TASK DESCRIPTION >>
Lines below containing the word "What" should be copied out.
___ EXTRACTED MATERIAL
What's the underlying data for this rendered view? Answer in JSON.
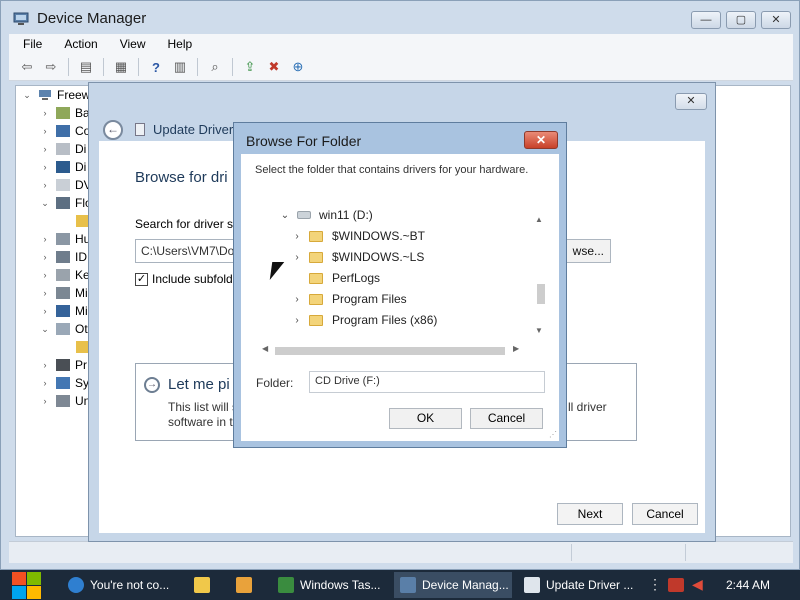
{
  "device_manager": {
    "title": "Device Manager",
    "menu": [
      "File",
      "Action",
      "View",
      "Help"
    ],
    "tree": [
      {
        "label": "Freew",
        "expanded": true
      },
      {
        "label": "Ba"
      },
      {
        "label": "Co"
      },
      {
        "label": "Di"
      },
      {
        "label": "Di"
      },
      {
        "label": "DV"
      },
      {
        "label": "Flo",
        "expanded": true
      },
      {
        "label": "Hu"
      },
      {
        "label": "ID"
      },
      {
        "label": "Ke"
      },
      {
        "label": "Mi"
      },
      {
        "label": "Mi"
      },
      {
        "label": "Ot",
        "expanded": true
      },
      {
        "label": "Pr"
      },
      {
        "label": "Sy"
      },
      {
        "label": "Un"
      }
    ]
  },
  "update_driver": {
    "title": "Update Driver S",
    "heading": "Browse for dri",
    "search_label": "Search for driver so",
    "path_value": "C:\\Users\\VM7\\Do",
    "browse_label": "wse...",
    "include_subfolders_label": "Include subfold",
    "include_subfolders_checked": true,
    "let_me_title": "Let me pi",
    "let_me_line1": "This list will s",
    "let_me_line2": "software in t",
    "let_me_right": "ll driver",
    "next_label": "Next",
    "cancel_label": "Cancel"
  },
  "browse_folder": {
    "title": "Browse For Folder",
    "close_label": "✕",
    "description": "Select the folder that contains drivers for your hardware.",
    "tree": [
      {
        "label": "win11 (D:)",
        "kind": "drive",
        "expanded": true
      },
      {
        "label": "$WINDOWS.~BT",
        "kind": "folder",
        "expandable": true
      },
      {
        "label": "$WINDOWS.~LS",
        "kind": "folder",
        "expandable": true
      },
      {
        "label": "PerfLogs",
        "kind": "folder",
        "expandable": false
      },
      {
        "label": "Program Files",
        "kind": "folder",
        "expandable": true
      },
      {
        "label": "Program Files (x86)",
        "kind": "folder",
        "expandable": true
      }
    ],
    "folder_label": "Folder:",
    "folder_value": "CD Drive (F:)",
    "ok_label": "OK",
    "cancel_label": "Cancel"
  },
  "taskbar": {
    "items": [
      {
        "label": "You're not co...",
        "icon": "ie-icon"
      },
      {
        "label": "",
        "icon": "folder-icon"
      },
      {
        "label": "",
        "icon": "media-icon"
      },
      {
        "label": "Windows Tas...",
        "icon": "task-manager-icon"
      },
      {
        "label": "Device Manag...",
        "icon": "device-manager-icon",
        "active": true
      },
      {
        "label": "Update Driver ...",
        "icon": "update-driver-icon"
      }
    ],
    "clock": "2:44 AM"
  },
  "colors": {
    "folder": "#f3d47a",
    "close_red": "#c84129",
    "taskbar": "#1c2a3a"
  }
}
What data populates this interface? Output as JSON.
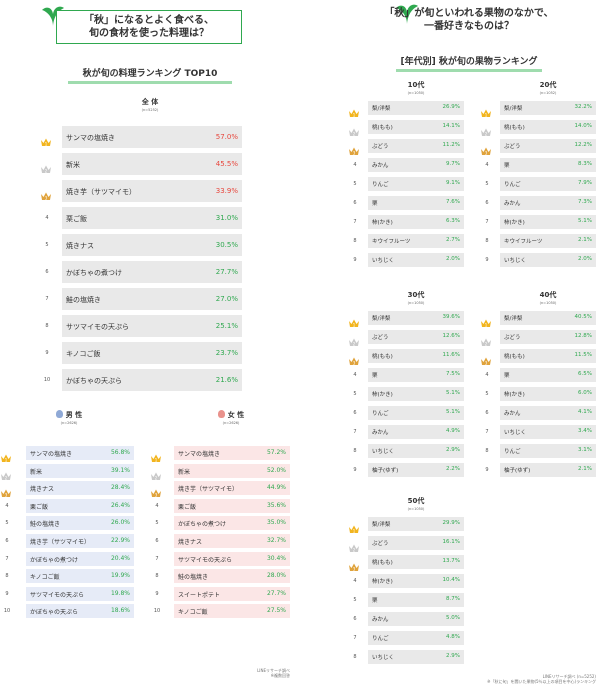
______
EXPECTED ANSWER >>
What's the underlying data for this rendered view? Answer in JSON.
What data populates this interface? Output as JSON.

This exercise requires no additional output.